It’s taken 55 years and 12 doctors, but the day has finally arrived — the Doctor has regenerated as a woman!
Since Peter Capaldi stepped aside at the end of last year, there has been a lot of build-up to the first episode of the new series. As a result, a lot of pressure has been placed on Jodie Whittaker as she undertakes the role of the first female Doctor — as soon as the episode began, I found myself really rooting for her.
Whilst the gender of our Time Lord is completely irrelevant in terms of the show’s premise, this is undeniably a moment for Whittaker that will impact the trajectory of her career. More significantly, this is a moment that has the potential to challenge and impact the representation of gender diversity in British television for the better.
Ultimately, this episode was required to strike an important balance. It needed to self-consciously acknowledge that the Doctor is a woman but simultaneously needed to make sure that this didn’t steal focus to the point of diluting the overall spirit of the iconic series. To do this would result in a patronising portrayal that would make us all, especially women, just want to switch off.

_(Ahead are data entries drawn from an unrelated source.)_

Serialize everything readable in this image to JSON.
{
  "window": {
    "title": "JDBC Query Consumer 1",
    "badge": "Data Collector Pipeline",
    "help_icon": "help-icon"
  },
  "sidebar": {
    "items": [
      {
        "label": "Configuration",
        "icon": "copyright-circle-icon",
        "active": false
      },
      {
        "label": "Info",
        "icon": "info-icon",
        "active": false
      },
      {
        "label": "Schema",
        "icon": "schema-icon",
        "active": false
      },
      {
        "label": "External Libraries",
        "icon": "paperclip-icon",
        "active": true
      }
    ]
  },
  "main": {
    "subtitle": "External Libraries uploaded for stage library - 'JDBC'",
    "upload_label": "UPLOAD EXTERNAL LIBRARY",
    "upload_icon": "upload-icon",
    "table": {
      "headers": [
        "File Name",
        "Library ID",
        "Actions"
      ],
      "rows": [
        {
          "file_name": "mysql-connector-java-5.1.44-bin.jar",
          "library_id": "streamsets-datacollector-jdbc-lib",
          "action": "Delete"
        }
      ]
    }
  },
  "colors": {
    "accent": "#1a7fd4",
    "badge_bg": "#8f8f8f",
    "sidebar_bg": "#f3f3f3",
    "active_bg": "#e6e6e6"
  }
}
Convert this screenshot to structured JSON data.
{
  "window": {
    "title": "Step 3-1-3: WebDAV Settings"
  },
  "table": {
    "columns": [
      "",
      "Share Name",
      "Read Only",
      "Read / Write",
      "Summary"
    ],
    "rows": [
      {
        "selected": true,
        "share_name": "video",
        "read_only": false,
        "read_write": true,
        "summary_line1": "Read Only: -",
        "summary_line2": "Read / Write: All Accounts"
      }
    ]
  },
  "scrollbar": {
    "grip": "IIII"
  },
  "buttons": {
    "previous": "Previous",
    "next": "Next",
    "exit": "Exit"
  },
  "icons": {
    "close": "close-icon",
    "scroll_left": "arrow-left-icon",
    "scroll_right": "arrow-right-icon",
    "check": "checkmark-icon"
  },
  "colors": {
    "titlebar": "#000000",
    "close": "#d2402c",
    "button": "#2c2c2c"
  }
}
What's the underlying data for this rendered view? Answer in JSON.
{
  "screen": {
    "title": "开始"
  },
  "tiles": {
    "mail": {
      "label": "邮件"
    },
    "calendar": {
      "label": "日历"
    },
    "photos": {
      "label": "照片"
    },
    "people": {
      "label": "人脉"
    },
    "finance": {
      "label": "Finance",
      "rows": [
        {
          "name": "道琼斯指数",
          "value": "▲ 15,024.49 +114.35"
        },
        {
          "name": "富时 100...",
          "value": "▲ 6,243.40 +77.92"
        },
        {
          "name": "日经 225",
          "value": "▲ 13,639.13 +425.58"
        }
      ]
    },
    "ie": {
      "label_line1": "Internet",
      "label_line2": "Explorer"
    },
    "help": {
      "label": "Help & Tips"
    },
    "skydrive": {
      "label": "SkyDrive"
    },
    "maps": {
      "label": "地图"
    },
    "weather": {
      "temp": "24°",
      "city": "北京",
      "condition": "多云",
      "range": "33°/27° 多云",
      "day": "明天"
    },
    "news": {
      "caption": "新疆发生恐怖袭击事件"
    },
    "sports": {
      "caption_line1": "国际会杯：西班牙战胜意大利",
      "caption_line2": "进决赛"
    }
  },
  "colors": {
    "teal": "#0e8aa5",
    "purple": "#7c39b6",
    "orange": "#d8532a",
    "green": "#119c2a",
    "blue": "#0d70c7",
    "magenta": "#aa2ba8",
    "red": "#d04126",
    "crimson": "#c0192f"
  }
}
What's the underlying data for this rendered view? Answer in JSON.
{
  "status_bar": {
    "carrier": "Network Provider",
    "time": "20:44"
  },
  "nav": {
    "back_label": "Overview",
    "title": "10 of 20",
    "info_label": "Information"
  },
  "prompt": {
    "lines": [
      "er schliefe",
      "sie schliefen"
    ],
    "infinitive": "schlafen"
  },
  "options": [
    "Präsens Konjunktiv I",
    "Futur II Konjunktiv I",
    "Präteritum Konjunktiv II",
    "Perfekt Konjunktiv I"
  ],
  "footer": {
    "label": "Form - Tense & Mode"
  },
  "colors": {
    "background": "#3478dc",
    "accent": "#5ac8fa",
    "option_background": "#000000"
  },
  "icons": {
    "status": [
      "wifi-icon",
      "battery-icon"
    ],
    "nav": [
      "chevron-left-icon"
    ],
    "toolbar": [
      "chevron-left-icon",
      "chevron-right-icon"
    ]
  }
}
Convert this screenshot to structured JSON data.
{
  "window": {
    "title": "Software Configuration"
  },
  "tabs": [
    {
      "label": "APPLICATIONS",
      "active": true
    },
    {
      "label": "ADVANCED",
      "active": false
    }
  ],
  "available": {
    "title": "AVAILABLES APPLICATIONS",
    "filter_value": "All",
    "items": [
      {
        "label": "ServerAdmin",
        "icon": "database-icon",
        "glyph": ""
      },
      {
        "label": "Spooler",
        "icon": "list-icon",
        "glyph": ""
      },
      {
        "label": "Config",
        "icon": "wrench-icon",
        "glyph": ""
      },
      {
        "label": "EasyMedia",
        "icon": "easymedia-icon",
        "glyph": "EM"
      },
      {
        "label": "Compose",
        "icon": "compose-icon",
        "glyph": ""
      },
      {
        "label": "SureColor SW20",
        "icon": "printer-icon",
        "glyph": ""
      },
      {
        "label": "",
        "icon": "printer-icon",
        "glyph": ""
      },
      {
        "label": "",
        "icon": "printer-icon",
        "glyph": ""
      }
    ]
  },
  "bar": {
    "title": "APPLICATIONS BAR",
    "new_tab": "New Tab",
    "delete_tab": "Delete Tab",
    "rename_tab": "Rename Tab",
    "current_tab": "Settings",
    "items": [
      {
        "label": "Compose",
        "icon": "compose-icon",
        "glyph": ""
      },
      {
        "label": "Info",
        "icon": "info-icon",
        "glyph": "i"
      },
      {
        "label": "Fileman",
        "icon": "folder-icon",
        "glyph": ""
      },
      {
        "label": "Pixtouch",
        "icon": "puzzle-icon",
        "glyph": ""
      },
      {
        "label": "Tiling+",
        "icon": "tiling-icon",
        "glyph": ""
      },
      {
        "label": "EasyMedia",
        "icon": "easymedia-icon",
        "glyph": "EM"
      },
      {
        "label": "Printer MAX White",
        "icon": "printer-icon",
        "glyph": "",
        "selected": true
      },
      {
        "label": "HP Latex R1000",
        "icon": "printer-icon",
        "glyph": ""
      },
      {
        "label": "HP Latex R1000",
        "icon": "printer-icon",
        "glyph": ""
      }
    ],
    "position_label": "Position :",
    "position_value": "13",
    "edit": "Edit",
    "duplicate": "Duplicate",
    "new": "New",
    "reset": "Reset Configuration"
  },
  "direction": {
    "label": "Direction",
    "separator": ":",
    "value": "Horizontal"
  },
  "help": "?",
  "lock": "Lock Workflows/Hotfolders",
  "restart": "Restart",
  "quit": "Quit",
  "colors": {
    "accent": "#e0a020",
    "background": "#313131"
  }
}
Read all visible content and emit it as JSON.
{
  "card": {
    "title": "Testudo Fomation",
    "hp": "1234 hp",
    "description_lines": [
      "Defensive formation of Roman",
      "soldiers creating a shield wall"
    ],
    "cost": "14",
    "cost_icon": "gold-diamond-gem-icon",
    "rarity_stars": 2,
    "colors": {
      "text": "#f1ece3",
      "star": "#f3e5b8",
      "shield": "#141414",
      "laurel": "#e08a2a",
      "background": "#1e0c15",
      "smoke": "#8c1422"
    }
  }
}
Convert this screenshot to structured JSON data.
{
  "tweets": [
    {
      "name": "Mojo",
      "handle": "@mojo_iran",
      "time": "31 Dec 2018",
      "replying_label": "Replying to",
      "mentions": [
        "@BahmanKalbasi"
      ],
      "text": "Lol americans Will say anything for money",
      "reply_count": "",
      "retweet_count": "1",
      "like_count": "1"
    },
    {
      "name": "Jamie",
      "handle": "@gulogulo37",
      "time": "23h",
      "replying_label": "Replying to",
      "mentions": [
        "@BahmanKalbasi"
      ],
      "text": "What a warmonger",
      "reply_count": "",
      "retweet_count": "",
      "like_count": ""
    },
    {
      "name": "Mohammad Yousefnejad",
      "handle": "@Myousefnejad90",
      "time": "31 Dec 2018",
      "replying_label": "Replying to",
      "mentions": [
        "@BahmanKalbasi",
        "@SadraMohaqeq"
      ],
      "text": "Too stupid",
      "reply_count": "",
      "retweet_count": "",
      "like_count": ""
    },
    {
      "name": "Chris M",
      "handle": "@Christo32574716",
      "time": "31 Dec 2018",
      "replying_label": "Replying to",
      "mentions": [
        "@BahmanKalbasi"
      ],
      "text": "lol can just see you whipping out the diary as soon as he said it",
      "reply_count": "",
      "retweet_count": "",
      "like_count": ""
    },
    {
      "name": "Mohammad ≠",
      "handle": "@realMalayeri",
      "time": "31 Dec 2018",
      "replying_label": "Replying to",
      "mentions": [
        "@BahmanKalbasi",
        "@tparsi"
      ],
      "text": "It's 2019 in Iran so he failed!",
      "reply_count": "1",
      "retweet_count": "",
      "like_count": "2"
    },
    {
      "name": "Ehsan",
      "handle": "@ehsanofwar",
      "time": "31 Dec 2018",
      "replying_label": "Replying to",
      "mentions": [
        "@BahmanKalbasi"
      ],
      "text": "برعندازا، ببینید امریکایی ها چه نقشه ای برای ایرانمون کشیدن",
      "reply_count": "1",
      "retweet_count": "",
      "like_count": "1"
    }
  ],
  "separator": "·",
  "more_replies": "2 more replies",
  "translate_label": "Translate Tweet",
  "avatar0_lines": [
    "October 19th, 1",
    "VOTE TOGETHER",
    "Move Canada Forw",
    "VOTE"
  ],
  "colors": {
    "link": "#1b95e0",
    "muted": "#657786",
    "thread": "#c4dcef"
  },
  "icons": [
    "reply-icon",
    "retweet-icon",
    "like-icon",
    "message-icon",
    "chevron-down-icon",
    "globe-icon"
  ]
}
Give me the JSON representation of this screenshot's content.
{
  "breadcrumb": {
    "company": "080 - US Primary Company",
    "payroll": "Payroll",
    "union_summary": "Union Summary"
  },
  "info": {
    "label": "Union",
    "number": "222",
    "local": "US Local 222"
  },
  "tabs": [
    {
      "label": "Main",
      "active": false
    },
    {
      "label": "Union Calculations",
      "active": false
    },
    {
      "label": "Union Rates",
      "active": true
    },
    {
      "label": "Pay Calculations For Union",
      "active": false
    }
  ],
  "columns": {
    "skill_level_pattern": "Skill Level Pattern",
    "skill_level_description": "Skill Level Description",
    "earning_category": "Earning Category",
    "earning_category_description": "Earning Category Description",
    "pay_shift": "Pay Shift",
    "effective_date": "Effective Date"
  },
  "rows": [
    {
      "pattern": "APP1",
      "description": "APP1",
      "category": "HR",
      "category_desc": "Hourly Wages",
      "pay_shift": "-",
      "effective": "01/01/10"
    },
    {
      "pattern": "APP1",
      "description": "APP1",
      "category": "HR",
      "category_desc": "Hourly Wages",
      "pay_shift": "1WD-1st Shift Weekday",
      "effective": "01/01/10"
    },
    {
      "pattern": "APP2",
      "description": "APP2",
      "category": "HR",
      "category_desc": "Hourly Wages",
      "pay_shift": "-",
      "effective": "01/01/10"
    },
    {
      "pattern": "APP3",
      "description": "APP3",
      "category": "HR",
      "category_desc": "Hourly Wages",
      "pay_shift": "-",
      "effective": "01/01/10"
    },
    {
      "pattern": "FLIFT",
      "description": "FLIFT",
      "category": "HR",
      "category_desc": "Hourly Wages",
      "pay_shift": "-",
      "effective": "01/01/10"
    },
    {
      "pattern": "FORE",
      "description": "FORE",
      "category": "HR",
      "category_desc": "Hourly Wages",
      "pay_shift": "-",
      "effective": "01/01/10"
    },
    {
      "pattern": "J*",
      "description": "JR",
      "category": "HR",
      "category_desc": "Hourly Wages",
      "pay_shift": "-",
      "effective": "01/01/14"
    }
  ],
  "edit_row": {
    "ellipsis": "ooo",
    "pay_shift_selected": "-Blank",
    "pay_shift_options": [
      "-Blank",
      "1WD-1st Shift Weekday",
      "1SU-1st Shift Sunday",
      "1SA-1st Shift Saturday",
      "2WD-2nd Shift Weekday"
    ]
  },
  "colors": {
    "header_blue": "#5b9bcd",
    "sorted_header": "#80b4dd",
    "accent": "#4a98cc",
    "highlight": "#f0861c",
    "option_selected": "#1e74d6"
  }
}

The episode is framed by new series regular, Ryan Sinclair’s YouTube video in which he is talking of “the greatest woman [he] ever met.” At this point, I immediately settled down to be shown a predictable celebration of our new female Doctor. When we return to Ryan’s video at the end of the episode, he reveals he is talking about his grandmother (whose eventual tragic bravery in the episode further exemplifies its positive representation of women). This approach certainly struck the balance that was so essential in successfully introducing the female doctor.
While the doctor’s existential identity crisis is evident in every regeneration, this one functioned as a humorous nod to the public’s overreaction to Whittaker’s casting back in 2017; even the Doctor’s subconscious initially refuses to reconcile itself with womanhood! This makes the later declaration of “I know exactly who I am, I’m the Doctor” an even louder rallying cry that attests to the power of women. Initially, Whittaker’s performance was reminiscent of David Tennant’s portrayal, but this soon settled into a very distinct character that is distinctly funny, charming, and one of a kind.
Overall, this episode was a great introduction to our new Doctor. To make no reference to the Doctor’s new gender would be thoughtless and ultimately counter-productive but to acknowledge this too much would have been irritating and condescending. Thankfully, the BBC came good and gently poked fun of the storm that surrounded this historic television moment in a way that celebrated the appointment of our new Doctor. A Doctor who indirectly attempts to comfort those still struggling with this gender transition by acknowledging herself that “new can be scary.”